Prop 13 is cancelled when you sell. Talk to your tax person. You cannot get that back again. Prob 13 is different that Prop 60/

    Bookmark   May 24, 2008 at 5:21PM
Thank you for reporting this comment. Undo

Props 60 and 90 are both directly applicable to Prop 13, which limits increases in property taxes in California. Prop 60 applies when owners move within the same county, prop 90 applies when owners move to a different county. They both allow over-55 owners to transfer the base year value of the property they sell to the new property, as long as the new property has equal or lesser value.

Ordinarily under Proposition 13, the value of a home for property tax purposes is re-assessed to market level whenever a change in ownership takes place. This usually results in higher property taxes for the homebuyer.

In November 1988, the stateÂs voters approved Proposition 90, which is designed to induce greater turnover of homes owned by senior citizens. The measure provides anyone over the age of 55 with relief from Proposition 13 by allowing them to move from one county to another without undergoing a change in their basic property taxes.

Proposition 90 is a "local-option" law; each county has the option of participating. If a county has adopted a Proposition 90 ordinance, it accepts transfers of property tax base assessments from other California counties. If the county that the homeowner is moving from does not have a Proposition 90 ordinance, this does not affect the eligibility of the homeowner.

[Please note: Proposition 60 is a similar law passed by the stateÂs voters two years prior to Proposition 90. It allows seniors to keep their property tax base assessment when they move within the same county.]

Here is a link that might be useful: Santa Clara County Assessor's Office

    Bookmark   May 24, 2008 at 5:56PM
Thank you for reporting this comment. Undo

Towns, cities and counties will feel the pinch, thanks to laws like these -- and times like these. Remember when Orange County, CA declared bankruptcy? It may be possible to continue to fund emergency and sanitation services with declining revenues, but you can't float new bonds to build schools. During the Great Depression thousands of municipalities went under.

Think twice before deciding a tax advantage is an advantage in the long run.

    Bookmark   May 25, 2008 at 11:23AM
Thank you for reporting this comment.
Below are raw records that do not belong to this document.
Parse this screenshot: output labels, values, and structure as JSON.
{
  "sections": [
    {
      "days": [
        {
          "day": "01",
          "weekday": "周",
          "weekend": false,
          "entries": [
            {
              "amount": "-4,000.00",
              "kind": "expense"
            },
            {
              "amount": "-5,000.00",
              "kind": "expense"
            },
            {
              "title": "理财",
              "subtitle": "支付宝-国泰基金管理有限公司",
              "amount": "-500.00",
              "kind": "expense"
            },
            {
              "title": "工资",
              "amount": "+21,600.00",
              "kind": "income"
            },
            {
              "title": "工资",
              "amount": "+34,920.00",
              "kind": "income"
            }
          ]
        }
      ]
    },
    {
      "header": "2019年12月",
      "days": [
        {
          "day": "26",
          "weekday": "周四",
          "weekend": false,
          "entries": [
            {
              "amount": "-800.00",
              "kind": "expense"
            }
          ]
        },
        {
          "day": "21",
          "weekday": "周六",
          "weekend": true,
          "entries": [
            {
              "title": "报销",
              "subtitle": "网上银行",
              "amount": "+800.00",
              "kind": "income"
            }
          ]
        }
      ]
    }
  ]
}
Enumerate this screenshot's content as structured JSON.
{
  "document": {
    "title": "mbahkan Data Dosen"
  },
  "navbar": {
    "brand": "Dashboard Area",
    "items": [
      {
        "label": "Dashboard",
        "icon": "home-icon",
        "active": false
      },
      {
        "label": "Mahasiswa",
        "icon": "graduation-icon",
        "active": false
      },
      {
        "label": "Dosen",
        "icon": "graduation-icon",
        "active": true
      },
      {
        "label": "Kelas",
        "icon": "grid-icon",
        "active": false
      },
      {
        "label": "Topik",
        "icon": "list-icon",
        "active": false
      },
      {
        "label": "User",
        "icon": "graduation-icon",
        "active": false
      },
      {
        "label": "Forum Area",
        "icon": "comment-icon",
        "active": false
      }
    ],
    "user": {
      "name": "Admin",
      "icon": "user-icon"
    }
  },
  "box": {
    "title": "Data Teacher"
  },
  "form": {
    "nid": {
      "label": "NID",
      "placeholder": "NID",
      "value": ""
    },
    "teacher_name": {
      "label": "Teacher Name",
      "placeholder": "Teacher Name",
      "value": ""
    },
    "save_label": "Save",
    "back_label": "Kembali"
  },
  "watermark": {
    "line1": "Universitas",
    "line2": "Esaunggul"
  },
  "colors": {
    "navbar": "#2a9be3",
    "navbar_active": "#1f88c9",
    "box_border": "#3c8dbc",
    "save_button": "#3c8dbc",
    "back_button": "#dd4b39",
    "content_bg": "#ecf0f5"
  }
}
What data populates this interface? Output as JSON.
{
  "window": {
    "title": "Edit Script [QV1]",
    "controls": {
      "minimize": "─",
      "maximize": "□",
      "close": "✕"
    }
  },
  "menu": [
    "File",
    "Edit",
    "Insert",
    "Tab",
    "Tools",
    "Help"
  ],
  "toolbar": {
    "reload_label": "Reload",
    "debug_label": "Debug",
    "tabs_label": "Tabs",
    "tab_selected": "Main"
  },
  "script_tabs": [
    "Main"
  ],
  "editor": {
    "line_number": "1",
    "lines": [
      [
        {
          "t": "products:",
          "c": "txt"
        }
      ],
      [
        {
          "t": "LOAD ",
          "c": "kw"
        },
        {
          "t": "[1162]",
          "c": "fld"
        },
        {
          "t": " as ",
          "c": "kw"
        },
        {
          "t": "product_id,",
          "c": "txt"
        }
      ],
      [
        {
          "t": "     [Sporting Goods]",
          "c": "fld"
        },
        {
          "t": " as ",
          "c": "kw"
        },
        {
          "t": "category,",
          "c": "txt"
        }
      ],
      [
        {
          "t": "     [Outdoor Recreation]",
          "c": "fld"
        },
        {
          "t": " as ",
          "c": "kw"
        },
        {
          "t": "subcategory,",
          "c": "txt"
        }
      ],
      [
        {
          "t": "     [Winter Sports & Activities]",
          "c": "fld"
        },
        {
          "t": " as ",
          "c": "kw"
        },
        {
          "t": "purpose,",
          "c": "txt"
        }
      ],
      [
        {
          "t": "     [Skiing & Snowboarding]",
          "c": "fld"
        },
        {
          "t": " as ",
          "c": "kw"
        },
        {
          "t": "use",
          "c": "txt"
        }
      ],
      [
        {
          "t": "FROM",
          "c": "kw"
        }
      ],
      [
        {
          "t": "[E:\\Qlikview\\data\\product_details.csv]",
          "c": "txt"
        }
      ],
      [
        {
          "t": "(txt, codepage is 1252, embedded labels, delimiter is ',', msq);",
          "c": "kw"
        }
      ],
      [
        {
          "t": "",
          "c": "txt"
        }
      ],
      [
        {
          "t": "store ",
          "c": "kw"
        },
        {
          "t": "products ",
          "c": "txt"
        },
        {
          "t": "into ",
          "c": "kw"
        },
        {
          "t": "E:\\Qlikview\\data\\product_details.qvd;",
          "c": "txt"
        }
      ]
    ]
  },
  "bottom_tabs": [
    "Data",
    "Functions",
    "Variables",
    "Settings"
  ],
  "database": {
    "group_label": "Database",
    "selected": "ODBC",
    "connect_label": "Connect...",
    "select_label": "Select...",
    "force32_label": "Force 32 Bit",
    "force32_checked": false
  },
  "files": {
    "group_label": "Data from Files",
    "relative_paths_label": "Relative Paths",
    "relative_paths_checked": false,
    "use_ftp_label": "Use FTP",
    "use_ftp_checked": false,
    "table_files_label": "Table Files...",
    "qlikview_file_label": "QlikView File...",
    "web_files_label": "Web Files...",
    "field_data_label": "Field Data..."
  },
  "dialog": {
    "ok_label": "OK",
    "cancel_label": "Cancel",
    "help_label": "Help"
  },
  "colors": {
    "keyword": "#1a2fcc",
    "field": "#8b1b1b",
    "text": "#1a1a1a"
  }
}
Undo

FWIW, there is an article in today's LA Times Real Estate section covering a couple who did just this (on an even trade) within Manhattan Beach. I'd post a link, but I think you have to be a member to see it.

    Bookmark   May 25, 2008 at 1:41PM
Thank you for reporting this comment. Undo

In fact, most counties did NOT sign up for reciprocal rights. I suspect it isn't as big an impact as you would think for counties.

    Bookmark   May 26, 2008 at 4:55PM
Thank you for reporting this comment. Undo

I think your second agent is right, however "equal or lesser value" is not EXACTLY equal or lesser. They will let you buy a house up to 5% higher in value than the one you sell, if it's within the same year. One year later, and they'll allow 10%. That's the max. It's not infinitely higher and 5% of $1.5 mil is obviously not much. So you don't get much in the way of move-up property. But costs are defrayed, so you can get creative. As in, pay commissions on your selling side AND pay them as a buyer in order to get your new house for less money and bring that tax base down. Don't you have any good agents up there? Where in Nor Cal are you located??

    Bookmark   March 9, 2011 at 2:26AM
Thank you for reporting this comment. Undo

Annkatherine and starjasmine have stated my understanding of these rules. I'm sure the OP has made a decision by now.

    Bookmark   March 9, 2011 at 9:36AM
Sign Up to comment
More Discussions
Seller's Market; don't be hasty!
My friend has been house-hunting for a particular type...
Home Buyers Please Vote: Would you rather ...
1. A $2,000 kitchen appliance allowance or any stainless...
Retiree - rent or buy home
We are newly retired and have a plan to sell our current...
Lady Realtor coming to house at 6:30pm and its dark outside?
I was looking up homes for sale around me on trulia...
Home sellers: Terrible experience with realtors?
Hi there, I'm getting ready to sell my house and need...
© 2015 Houzz Inc. Houzz® The new way to design your home™